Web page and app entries

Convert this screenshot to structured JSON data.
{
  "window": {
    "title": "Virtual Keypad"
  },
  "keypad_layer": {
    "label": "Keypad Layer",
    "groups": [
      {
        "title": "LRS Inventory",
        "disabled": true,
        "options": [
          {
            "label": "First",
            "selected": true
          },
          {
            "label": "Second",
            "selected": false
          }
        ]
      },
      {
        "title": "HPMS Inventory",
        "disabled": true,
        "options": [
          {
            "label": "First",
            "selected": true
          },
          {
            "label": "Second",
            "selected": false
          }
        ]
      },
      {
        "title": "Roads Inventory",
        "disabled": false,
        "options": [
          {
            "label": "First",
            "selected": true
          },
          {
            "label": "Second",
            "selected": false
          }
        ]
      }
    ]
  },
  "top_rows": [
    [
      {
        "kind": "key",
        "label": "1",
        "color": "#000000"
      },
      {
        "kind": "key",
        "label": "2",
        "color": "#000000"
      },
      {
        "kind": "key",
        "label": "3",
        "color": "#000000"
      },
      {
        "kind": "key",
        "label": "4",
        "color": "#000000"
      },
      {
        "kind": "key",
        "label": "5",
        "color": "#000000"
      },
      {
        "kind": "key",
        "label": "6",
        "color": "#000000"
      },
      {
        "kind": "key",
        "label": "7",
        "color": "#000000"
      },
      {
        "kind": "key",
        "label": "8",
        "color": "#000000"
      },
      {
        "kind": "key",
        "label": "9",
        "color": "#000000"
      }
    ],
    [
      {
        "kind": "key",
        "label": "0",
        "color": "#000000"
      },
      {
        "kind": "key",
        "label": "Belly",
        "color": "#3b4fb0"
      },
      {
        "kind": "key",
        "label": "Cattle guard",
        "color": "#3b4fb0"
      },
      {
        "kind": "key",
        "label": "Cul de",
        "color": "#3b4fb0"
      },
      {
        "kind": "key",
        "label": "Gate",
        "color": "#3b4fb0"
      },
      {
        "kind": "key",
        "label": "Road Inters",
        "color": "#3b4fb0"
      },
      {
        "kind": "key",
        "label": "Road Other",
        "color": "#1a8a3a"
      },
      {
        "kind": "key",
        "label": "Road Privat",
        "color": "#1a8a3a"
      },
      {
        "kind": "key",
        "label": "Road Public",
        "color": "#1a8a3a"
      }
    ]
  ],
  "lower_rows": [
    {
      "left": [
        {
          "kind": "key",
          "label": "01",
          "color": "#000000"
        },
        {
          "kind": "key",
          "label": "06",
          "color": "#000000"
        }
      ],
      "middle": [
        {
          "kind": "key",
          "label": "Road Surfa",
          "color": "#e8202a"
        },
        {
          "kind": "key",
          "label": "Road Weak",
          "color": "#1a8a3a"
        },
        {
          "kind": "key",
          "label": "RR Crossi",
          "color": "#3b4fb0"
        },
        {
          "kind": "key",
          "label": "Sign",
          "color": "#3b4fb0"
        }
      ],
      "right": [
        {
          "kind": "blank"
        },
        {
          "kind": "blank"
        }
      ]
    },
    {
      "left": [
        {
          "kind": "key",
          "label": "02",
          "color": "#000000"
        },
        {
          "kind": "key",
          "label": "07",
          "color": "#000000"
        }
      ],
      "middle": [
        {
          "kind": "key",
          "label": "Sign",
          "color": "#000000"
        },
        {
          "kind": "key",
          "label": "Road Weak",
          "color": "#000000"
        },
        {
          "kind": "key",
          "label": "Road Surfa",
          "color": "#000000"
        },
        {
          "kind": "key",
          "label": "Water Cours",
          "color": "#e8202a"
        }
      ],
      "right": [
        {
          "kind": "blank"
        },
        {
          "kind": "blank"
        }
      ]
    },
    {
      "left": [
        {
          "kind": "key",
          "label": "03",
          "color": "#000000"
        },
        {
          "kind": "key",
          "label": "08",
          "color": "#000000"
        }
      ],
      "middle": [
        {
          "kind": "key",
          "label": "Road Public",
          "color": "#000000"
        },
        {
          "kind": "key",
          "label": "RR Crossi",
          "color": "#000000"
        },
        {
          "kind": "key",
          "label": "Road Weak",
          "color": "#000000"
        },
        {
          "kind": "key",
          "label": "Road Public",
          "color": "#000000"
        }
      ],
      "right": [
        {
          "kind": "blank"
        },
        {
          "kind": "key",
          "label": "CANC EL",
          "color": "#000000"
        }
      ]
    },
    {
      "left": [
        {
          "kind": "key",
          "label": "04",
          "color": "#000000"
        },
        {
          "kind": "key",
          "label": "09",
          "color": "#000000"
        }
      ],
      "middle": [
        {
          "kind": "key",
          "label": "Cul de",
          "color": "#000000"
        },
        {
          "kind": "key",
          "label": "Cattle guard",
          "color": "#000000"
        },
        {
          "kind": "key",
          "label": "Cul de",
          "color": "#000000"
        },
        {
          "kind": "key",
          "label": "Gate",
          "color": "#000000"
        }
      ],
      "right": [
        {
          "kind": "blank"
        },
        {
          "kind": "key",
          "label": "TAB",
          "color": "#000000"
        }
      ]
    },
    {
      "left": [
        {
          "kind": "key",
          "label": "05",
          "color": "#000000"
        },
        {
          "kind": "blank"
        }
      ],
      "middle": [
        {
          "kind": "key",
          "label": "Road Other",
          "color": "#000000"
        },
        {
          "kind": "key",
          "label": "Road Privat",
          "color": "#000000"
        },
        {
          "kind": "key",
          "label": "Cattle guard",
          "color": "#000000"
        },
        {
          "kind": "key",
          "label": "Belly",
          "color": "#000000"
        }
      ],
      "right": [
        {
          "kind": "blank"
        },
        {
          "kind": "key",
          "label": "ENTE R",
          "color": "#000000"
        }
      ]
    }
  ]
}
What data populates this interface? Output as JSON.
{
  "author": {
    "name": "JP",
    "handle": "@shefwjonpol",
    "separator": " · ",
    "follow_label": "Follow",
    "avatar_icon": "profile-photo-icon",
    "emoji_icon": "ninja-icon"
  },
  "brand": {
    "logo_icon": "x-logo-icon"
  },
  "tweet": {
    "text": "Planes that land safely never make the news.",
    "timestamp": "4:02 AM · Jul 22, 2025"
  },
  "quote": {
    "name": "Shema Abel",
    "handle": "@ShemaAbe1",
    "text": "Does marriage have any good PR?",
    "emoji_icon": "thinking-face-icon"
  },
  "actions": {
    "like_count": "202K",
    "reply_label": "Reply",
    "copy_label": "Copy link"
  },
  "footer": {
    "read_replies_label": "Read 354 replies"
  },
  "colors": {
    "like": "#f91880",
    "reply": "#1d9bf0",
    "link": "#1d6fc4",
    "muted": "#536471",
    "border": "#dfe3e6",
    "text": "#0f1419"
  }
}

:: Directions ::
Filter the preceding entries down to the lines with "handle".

:: Result for this exercise ::
    "handle": "@shefwjonpol",
    "handle": "@ShemaAbe1",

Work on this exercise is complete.